[Supplied material — start]

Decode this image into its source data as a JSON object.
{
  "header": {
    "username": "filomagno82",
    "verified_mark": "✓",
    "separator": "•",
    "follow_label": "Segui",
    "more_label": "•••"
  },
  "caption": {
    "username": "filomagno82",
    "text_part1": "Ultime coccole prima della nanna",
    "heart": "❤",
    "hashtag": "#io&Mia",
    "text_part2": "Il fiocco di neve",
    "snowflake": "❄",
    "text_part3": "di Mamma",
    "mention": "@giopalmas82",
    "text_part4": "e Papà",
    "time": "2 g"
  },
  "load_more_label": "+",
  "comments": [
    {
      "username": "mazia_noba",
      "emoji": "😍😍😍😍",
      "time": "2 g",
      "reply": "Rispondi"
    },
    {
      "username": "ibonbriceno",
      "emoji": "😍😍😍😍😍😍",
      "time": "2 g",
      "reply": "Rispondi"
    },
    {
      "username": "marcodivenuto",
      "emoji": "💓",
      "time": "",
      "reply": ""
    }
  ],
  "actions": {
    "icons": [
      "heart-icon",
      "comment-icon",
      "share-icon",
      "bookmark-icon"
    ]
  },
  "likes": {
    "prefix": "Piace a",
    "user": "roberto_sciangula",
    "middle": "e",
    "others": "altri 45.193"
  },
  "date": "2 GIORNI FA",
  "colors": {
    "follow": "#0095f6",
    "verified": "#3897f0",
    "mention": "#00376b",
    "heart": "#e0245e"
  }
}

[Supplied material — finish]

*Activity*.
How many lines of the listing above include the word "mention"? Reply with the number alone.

*Task output*.
2